Regarding the job creation article, I applaud Gov. Eliot Spitzer's actions to review the job promises made by firms against their actual performance. Those who have fallen significantly short should be made to pay back their government subsidies or, at the very least, should have them reduced or eliminated. Similarly, the hydroelectric grants that subsidize companies to the tune of $50,000 to $150,000-plus per job created need a sanity check.
Esmonde's remarks are right on the money. Why should we financially support Bass Pro to the tune of $25 million to $95 million? If they can't start up without the handout, then I question the viability of their business, here.
The new upstate economic development czar, Dan Gundersen, should be tasked with developing cogent policies to ensure that government incentives are sensible, proportional and have reasonable prospects for a return on our investment.
Ronald W. Ciamaga
Catholics are not alone in deserving salvation
As a lifelong Roman Catholic, I am outraged and even embarrassed by the arrogant proclamations from the hierarchy of the church. In a front-page story in The News on July 11, Pope Benedict XVI approved a document that claims that Catholicism provides the only true path to salvation and that other Christian churches are not true churches.
I am close to many evangelical Christians and I know firsthand how they dedicate their lives, believing in, accepting, loving and following in the footsteps of our savior, in accordance with the teaching of the New Testament. They rightly expect their paths to lead to salvation as promised by the scriptures. Are we to believe that of the 6 billion children of God inhabiting the earth, only one-sixth are eligible for salvation?
The "Catechism of the Catholic Church" presents a more God-like, loving and logical synopsis of a more tolerant and inclusive theme on salvation, stating regarding other Christian Churches that "Christ's spirit uses these churches . . . as a means of salvation." It further states that other churches formed by the faithful "are quite appropriately called churches in the New Testament." And it states that even those who do not know Christ but who seek God may too "be saved."

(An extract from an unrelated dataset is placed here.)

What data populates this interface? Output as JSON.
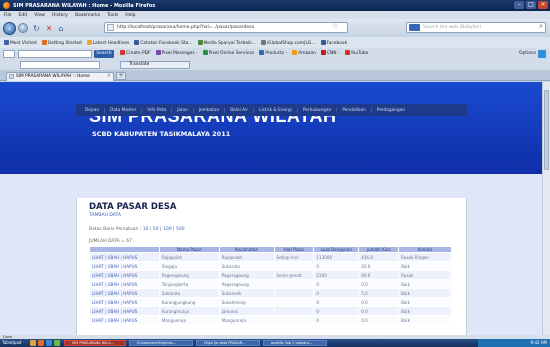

Town of Boston
Iraq withdrawal occurs when Bush's term ends
The Bush administration's continued refusal to set a timetable for our troop withdrawal from Iraq lacks credibility. We already have a timetable set, as all the world knows so well. It's the day after Bush leaves office.
Harry N. Konst

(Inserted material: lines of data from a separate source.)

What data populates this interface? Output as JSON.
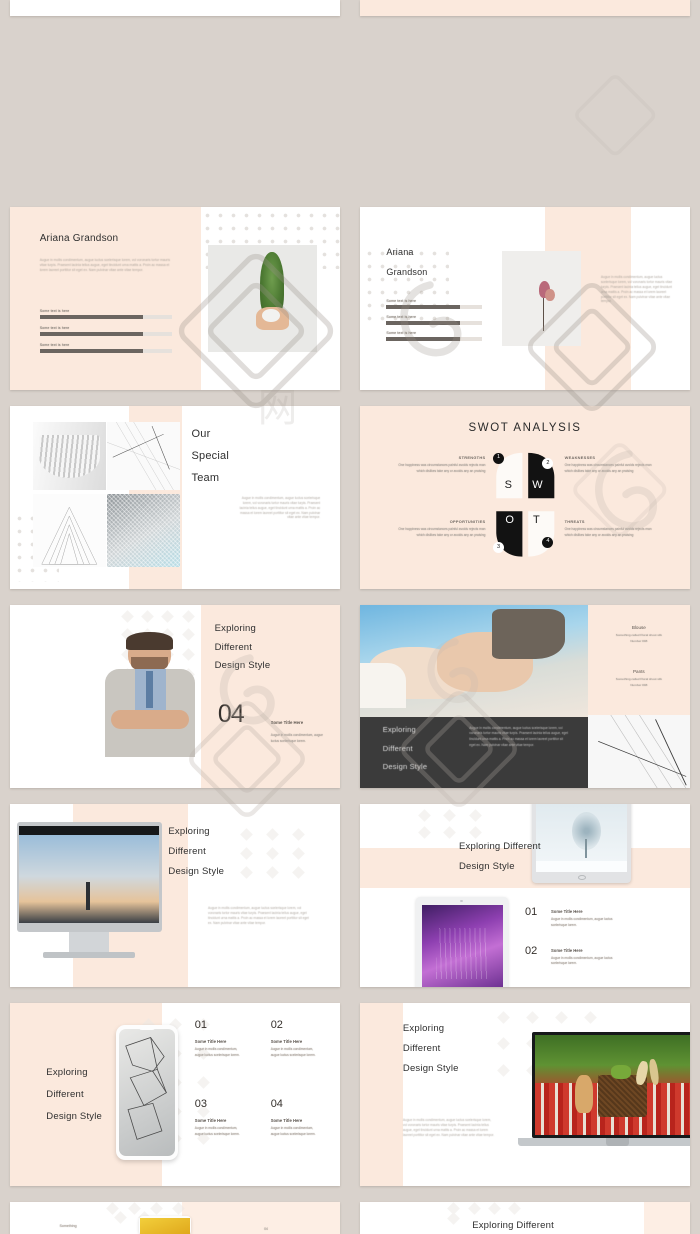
{
  "meta": {
    "kind": "presentation-template-preview-grid",
    "columns": 2,
    "background_color": "#d9d2cc",
    "accent_peach": "#fbe9dd",
    "accent_dark": "#3b3b3b",
    "text_dark": "#2f2f2f",
    "text_muted": "#9a9289"
  },
  "watermark": {
    "text": "包图网"
  },
  "lorem": {
    "long": "Augue in mollis condimentum, augue luctus scelerisque lorem, vol voronaris tortor mauris vitae turpis. Praesent lacinia tellus augue, eget tincidunt urna mattis a. Proin ac massa et lorem laoreet porttitor sit eget ex. Nam pulvinar vitae ante vitae tempor.",
    "medium": "Augue in mollis condimentum, augue luctus scelerisque lorem, vol voronaris tortor mauris vitae turpis. Praesent lacinia tellus augue, eget tincidunt urna mattis a. Proin ac massa et lorem laoreet porttitor sit eget ex.",
    "short": "Augue in mollis condimentum, augue luctus scelerisque lorem.",
    "tiny": "Augue in mollis condimentum, augue luctus scelerisque lorem.",
    "swot_body": "One happiness was circumstances painful avoids rejects man which dislikes take any or avoids any an praising"
  },
  "slides": [
    {
      "id": "slide-01-top-left",
      "name": "partial-top-white",
      "kind": "partial"
    },
    {
      "id": "slide-02-top-right",
      "name": "partial-top-peach",
      "kind": "partial"
    },
    {
      "id": "slide-ariana-1",
      "name": "profile-left-peach",
      "title": "Ariana Grandson",
      "bars": [
        {
          "label": "Some text is here",
          "percent": 78
        },
        {
          "label": "Some text is here",
          "percent": 78
        },
        {
          "label": "Some text is here",
          "percent": 78
        }
      ],
      "image_alt": "hand-holding-potted-cypress"
    },
    {
      "id": "slide-ariana-2",
      "name": "profile-center-image",
      "title_line1": "Ariana",
      "title_line2": "Grandson",
      "bars": [
        {
          "label": "Some text is here",
          "percent": 75
        },
        {
          "label": "Some text is here",
          "percent": 75
        },
        {
          "label": "Some text is here",
          "percent": 75
        }
      ],
      "image_alt": "dried-pink-flower-stem"
    },
    {
      "id": "slide-our-special-team",
      "name": "team-collage",
      "title_lines": [
        "Our",
        "Special",
        "Team"
      ],
      "image_alts": [
        "white-architecture-fins",
        "wire-line-art",
        "pyramid-structure",
        "mesh-facade"
      ]
    },
    {
      "id": "slide-swot",
      "name": "swot-analysis",
      "title": "SWOT ANALYSIS",
      "letters": [
        "S",
        "W",
        "O",
        "T"
      ],
      "quadrants": [
        {
          "number": "1",
          "heading": "STRENGTHS",
          "align": "right"
        },
        {
          "number": "2",
          "heading": "WEAKNESSES",
          "align": "left"
        },
        {
          "number": "3",
          "heading": "OPPORTUNITIES",
          "align": "right"
        },
        {
          "number": "4",
          "heading": "THREATS",
          "align": "left"
        }
      ]
    },
    {
      "id": "slide-portrait-04",
      "name": "portrait-number-04",
      "title_lines": [
        "Exploring",
        "Different",
        "Design Style"
      ],
      "number": "04",
      "sub_title": "Some Title Here",
      "sub_body": "Augue in mollis condimentum, augue luctus scelerisque lorem.",
      "image_alt": "businessman-arms-crossed"
    },
    {
      "id": "slide-handshake",
      "name": "handshake-dark-band",
      "title_lines": [
        "Exploring",
        "Different",
        "Design Style"
      ],
      "side_items": [
        {
          "name": "Blouse",
          "desc": "Something called Floral shoot silk",
          "number": "Number 008"
        },
        {
          "name": "Pants",
          "desc": "Something called Floral shoot silk",
          "number": "Number 008"
        }
      ],
      "image_alt": "business-handshake"
    },
    {
      "id": "slide-imac",
      "name": "desktop-monitor-mockup",
      "title_lines": [
        "Exploring",
        "Different",
        "Design Style"
      ],
      "image_alt": "imac-displaying-eiffel-tower-sunset"
    },
    {
      "id": "slide-tablets",
      "name": "tablet-mockups-list",
      "title_lines": [
        "Exploring Different",
        "Design Style"
      ],
      "items": [
        {
          "number": "01",
          "title": "Some Title Here",
          "body": "Augue in mollis condimentum, augue luctus scelerisque lorem."
        },
        {
          "number": "02",
          "title": "Some Title Here",
          "body": "Augue in mollis condimentum, augue luctus scelerisque lorem."
        }
      ],
      "image_alts": [
        "tablet-winter-tree",
        "tablet-purple-lavender"
      ]
    },
    {
      "id": "slide-phone-four",
      "name": "phone-mockup-four-items",
      "title_lines": [
        "Exploring",
        "Different",
        "Design Style"
      ],
      "items": [
        {
          "number": "01",
          "title": "Some Title Here",
          "body": "Augue in mollis condimentum, augue luctus scelerisque lorem."
        },
        {
          "number": "02",
          "title": "Some Title Here",
          "body": "Augue in mollis condimentum, augue luctus scelerisque lorem."
        },
        {
          "number": "03",
          "title": "Some Title Here",
          "body": "Augue in mollis condimentum, augue luctus scelerisque lorem."
        },
        {
          "number": "04",
          "title": "Some Title Here",
          "body": "Augue in mollis condimentum, augue luctus scelerisque lorem."
        }
      ],
      "image_alt": "smartphone-cracked-abstract"
    },
    {
      "id": "slide-laptop",
      "name": "laptop-mockup",
      "title_lines": [
        "Exploring",
        "Different",
        "Design Style"
      ],
      "body": "Augue in mollis condimentum, augue luctus scelerisque lorem, vol voronaris tortor mauris vitae turpis. Praesent lacinia tellus augue, eget tincidunt urna mattis a. Proin ac massa et lorem laoreet porttitor sit eget ex. Nam pulvinar vitae ante vitae tempor.",
      "image_alt": "laptop-cat-picnic-basket"
    },
    {
      "id": "slide-bottom-left",
      "name": "partial-bottom-something",
      "kind": "partial",
      "label": "Something",
      "number": "04"
    },
    {
      "id": "slide-bottom-right",
      "name": "partial-bottom-exploring",
      "kind": "partial",
      "title": "Exploring Different"
    }
  ]
}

Frivolous lawsuits are alive and well
Offering cherry-picked data as evidence, Williamsville trial lawyer Jeffrey E. Marion claimed that lawsuit abuse is only myth in his July 12 piece, "Lawsuit crisis doesn't exist in the United States." But as one-time Buffalo resident Mark Twain pointed out, "There are lies, damn lies and statistics."
Consider these recently filed lawsuits: a New York City attorney has drummed up a class action charging night clubs that offer ladies night promotions with discrimination against men; the family of an Illinois man who got drunk, crashed his motorcycle into a rural cornfield in the middle of the night and called 911 on his cell phone is suing county authorities because they couldn't locate the drunken motorcyclist before he died; and a Michigan woman is suing the makers of Starburst Fruit Chews because, she says, the candies are so chewy they should come with a warning label.
Marion is free to deny that such lawsuits impose significant costs on businesses, taxpayers and consumers. And he's free to deny that the Empire State's reputation for litigiousness is helping drive thousand of jobs and skilled young people out of Western New York. But this commonsense Rochester native and Buffalo State graduate begs to differ.
Director of Communications
American Tort Reform Association